*** Data provided Section Begins ***
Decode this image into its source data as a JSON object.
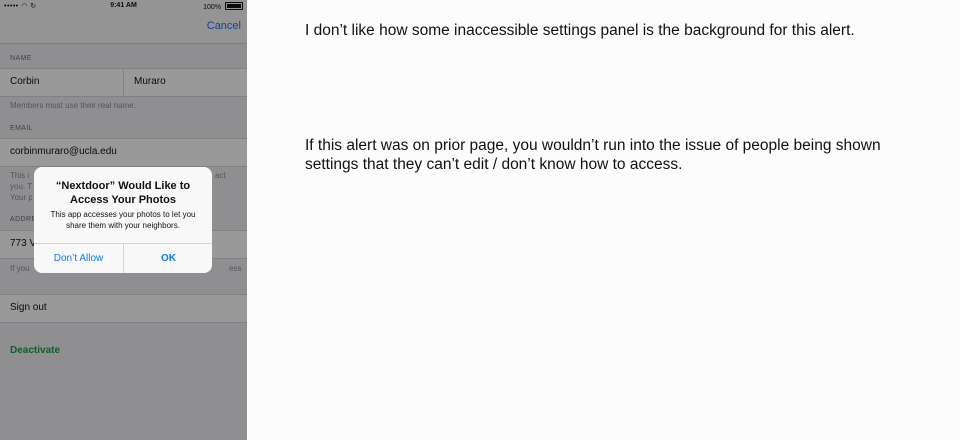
{
  "status_bar": {
    "carrier": "•••••",
    "time": "9:41 AM",
    "battery": "100%"
  },
  "nav_bar": {
    "cancel_label": "Cancel"
  },
  "form": {
    "name_label": "NAME",
    "first_name": "Corbin",
    "last_name": "Muraro",
    "name_help": "Members must use their real name.",
    "email_label": "EMAIL",
    "email_value": "corbinmuraro@ucla.edu",
    "email_help_lines": [
      "This i",
      "you. T",
      "Your p"
    ],
    "email_help_tail": "act",
    "address_label": "ADDRE",
    "address_value": "773 V",
    "address_help_head": "If you",
    "address_help_tail": "ess",
    "sign_out_label": "Sign out",
    "deactivate_label": "Deactivate"
  },
  "alert": {
    "title": "“Nextdoor” Would Like to Access Your Photos",
    "message": "This app accesses your photos to let you share them with your neighbors.",
    "deny_label": "Don’t Allow",
    "ok_label": "OK"
  },
  "commentary": {
    "note_1": "I don’t like how some inaccessible settings panel is the background for this alert.",
    "note_2": "If this alert was on prior page, you wouldn’t run into the issue of people being shown settings that they can’t edit / don’t know how to access."
  },
  "colors": {
    "accent": "#0a7aff",
    "deactivate": "#1b9b47",
    "dim_overlay": "rgba(0,0,0,0.40)"
  }
}
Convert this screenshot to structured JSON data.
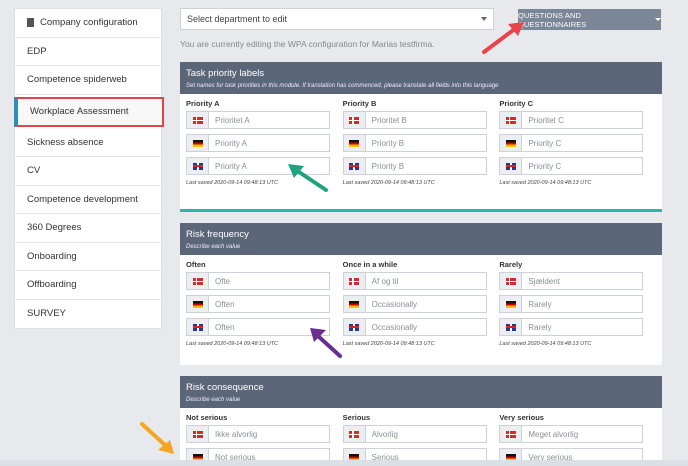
{
  "sidebar": {
    "items": [
      {
        "label": "Company configuration",
        "icon": "building-icon"
      },
      {
        "label": "EDP"
      },
      {
        "label": "Competence spiderweb"
      },
      {
        "label": "Workplace Assessment",
        "active": true
      },
      {
        "label": "Sickness absence"
      },
      {
        "label": "CV"
      },
      {
        "label": "Competence development"
      },
      {
        "label": "360 Degrees"
      },
      {
        "label": "Onboarding"
      },
      {
        "label": "Offboarding"
      },
      {
        "label": "SURVEY"
      }
    ]
  },
  "topbar": {
    "department_select": "Select department to edit",
    "questions_button": "QUESTIONS AND QUESTIONNAIRES",
    "editing_note": "You are currently editing the WPA configuration for Marias testfirma."
  },
  "task_priority": {
    "title": "Task priority labels",
    "subtitle": "Set names for task priorities in this module. If translation has commenced, please translate all fields into this language",
    "columns": [
      {
        "label": "Priority A",
        "values": [
          "Prioritet A",
          "Priority A",
          "Priority A"
        ],
        "saved": "Last saved 2020-09-14 09:48:13 UTC"
      },
      {
        "label": "Priority B",
        "values": [
          "Prioritet B",
          "Priority B",
          "Priority B"
        ],
        "saved": "Last saved 2020-09-14 09:48:13 UTC"
      },
      {
        "label": "Priority C",
        "values": [
          "Prioritet C",
          "Priority C",
          "Priority C"
        ],
        "saved": "Last saved 2020-09-14 09:48:13 UTC"
      }
    ]
  },
  "risk_frequency": {
    "title": "Risk frequency",
    "subtitle": "Describe each value",
    "columns": [
      {
        "label": "Often",
        "values": [
          "Ofte",
          "Often",
          "Often"
        ],
        "saved": "Last saved 2020-09-14 09:48:13 UTC"
      },
      {
        "label": "Once in a while",
        "values": [
          "Af og til",
          "Occasionally",
          "Occasionally"
        ],
        "saved": "Last saved 2020-09-14 09:48:13 UTC"
      },
      {
        "label": "Rarely",
        "values": [
          "Sjældent",
          "Rarely",
          "Rarely"
        ],
        "saved": "Last saved 2020-09-14 09:48:13 UTC"
      }
    ]
  },
  "risk_consequence": {
    "title": "Risk consequence",
    "subtitle": "Describe each value",
    "columns": [
      {
        "label": "Not serious",
        "values": [
          "Ikke alvorlig",
          "Not serious"
        ]
      },
      {
        "label": "Serious",
        "values": [
          "Alvorlig",
          "Serious"
        ]
      },
      {
        "label": "Very serious",
        "values": [
          "Meget alvorlig",
          "Very serious"
        ]
      }
    ]
  },
  "flags": [
    "dk-flag-icon",
    "de-flag-icon",
    "gb-flag-icon"
  ],
  "colors": {
    "card_header": "#5c6679",
    "accent_green": "#27b9a5",
    "highlight_red": "#e0454c",
    "active_blue": "#2b8fb7",
    "arrow_red": "#e8434a",
    "arrow_green": "#1fa37e",
    "arrow_purple": "#6b2d8f",
    "arrow_orange": "#f4a622"
  }
}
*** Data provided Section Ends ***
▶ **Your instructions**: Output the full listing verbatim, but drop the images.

▶ **Solution to this problem**:
Decode this image into its source data as a JSON object.
{
  "status_bar": {
    "carrier": "•••••",
    "time": "9:41 AM",
    "battery": "100%"
  },
  "nav_bar": {
    "cancel_label": "Cancel"
  },
  "form": {
    "name_label": "NAME",
    "first_name": "Corbin",
    "last_name": "Muraro",
    "name_help": "Members must use their real name.",
    "email_label": "EMAIL",
    "email_value": "corbinmuraro@ucla.edu",
    "email_help_lines": [
      "This i",
      "you. T",
      "Your p"
    ],
    "email_help_tail": "act",
    "address_label": "ADDRE",
    "address_value": "773 V",
    "address_help_head": "If you",
    "address_help_tail": "ess",
    "sign_out_label": "Sign out",
    "deactivate_label": "Deactivate"
  },
  "alert": {
    "title": "“Nextdoor” Would Like to Access Your Photos",
    "message": "This app accesses your photos to let you share them with your neighbors.",
    "deny_label": "Don’t Allow",
    "ok_label": "OK"
  },
  "commentary": {
    "note_1": "I don’t like how some inaccessible settings panel is the background for this alert.",
    "note_2": "If this alert was on prior page, you wouldn’t run into the issue of people being shown settings that they can’t edit / don’t know how to access."
  },
  "colors": {
    "accent": "#0a7aff",
    "deactivate": "#1b9b47",
    "dim_overlay": "rgba(0,0,0,0.40)"
  }
}
Convert this screenshot to structured JSON data.
{
  "sidebar": {
    "items": [
      {
        "label": "Company configuration",
        "icon": "building-icon"
      },
      {
        "label": "EDP"
      },
      {
        "label": "Competence spiderweb"
      },
      {
        "label": "Workplace Assessment",
        "active": true
      },
      {
        "label": "Sickness absence"
      },
      {
        "label": "CV"
      },
      {
        "label": "Competence development"
      },
      {
        "label": "360 Degrees"
      },
      {
        "label": "Onboarding"
      },
      {
        "label": "Offboarding"
      },
      {
        "label": "SURVEY"
      }
    ]
  },
  "topbar": {
    "department_select": "Select department to edit",
    "questions_button": "QUESTIONS AND QUESTIONNAIRES",
    "editing_note": "You are currently editing the WPA configuration for Marias testfirma."
  },
  "task_priority": {
    "title": "Task priority labels",
    "subtitle": "Set names for task priorities in this module. If translation has commenced, please translate all fields into this language",
    "columns": [
      {
        "label": "Priority A",
        "values": [
          "Prioritet A",
          "Priority A",
          "Priority A"
        ],
        "saved": "Last saved 2020-09-14 09:48:13 UTC"
      },
      {
        "label": "Priority B",
        "values": [
          "Prioritet B",
          "Priority B",
          "Priority B"
        ],
        "saved": "Last saved 2020-09-14 09:48:13 UTC"
      },
      {
        "label": "Priority C",
        "values": [
          "Prioritet C",
          "Priority C",
          "Priority C"
        ],
        "saved": "Last saved 2020-09-14 09:48:13 UTC"
      }
    ]
  },
  "risk_frequency": {
    "title": "Risk frequency",
    "subtitle": "Describe each value",
    "columns": [
      {
        "label": "Often",
        "values": [
          "Ofte",
          "Often",
          "Often"
        ],
        "saved": "Last saved 2020-09-14 09:48:13 UTC"
      },
      {
        "label": "Once in a while",
        "values": [
          "Af og til",
          "Occasionally",
          "Occasionally"
        ],
        "saved": "Last saved 2020-09-14 09:48:13 UTC"
      },
      {
        "label": "Rarely",
        "values": [
          "Sjældent",
          "Rarely",
          "Rarely"
        ],
        "saved": "Last saved 2020-09-14 09:48:13 UTC"
      }
    ]
  },
  "risk_consequence": {
    "title": "Risk consequence",
    "subtitle": "Describe each value",
    "columns": [
      {
        "label": "Not serious",
        "values": [
          "Ikke alvorlig",
          "Not serious"
        ]
      },
      {
        "label": "Serious",
        "values": [
          "Alvorlig",
          "Serious"
        ]
      },
      {
        "label": "Very serious",
        "values": [
          "Meget alvorlig",
          "Very serious"
        ]
      }
    ]
  },
  "flags": [
    "dk-flag-icon",
    "de-flag-icon",
    "gb-flag-icon"
  ],
  "colors": {
    "card_header": "#5c6679",
    "accent_green": "#27b9a5",
    "highlight_red": "#e0454c",
    "active_blue": "#2b8fb7",
    "arrow_red": "#e8434a",
    "arrow_green": "#1fa37e",
    "arrow_purple": "#6b2d8f",
    "arrow_orange": "#f4a622"
  }
}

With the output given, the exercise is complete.